#### Prompt:
Every line holding the string "bots" is to be copied from the entries below.

#### Input data:
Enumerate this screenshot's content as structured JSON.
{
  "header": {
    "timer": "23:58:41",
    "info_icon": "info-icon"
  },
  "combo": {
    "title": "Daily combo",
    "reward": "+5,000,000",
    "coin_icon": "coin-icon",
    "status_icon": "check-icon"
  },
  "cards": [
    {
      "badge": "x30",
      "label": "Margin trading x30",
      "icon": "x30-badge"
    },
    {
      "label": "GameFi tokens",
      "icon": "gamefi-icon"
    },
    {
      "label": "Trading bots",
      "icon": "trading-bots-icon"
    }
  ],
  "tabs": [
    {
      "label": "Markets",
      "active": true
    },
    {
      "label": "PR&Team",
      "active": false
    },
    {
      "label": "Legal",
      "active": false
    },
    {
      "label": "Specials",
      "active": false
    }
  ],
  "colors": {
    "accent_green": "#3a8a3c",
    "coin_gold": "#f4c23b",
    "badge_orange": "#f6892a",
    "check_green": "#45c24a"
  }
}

#### Problem solution:
      "label": "Trading bots",
      "icon": "trading-bots-icon"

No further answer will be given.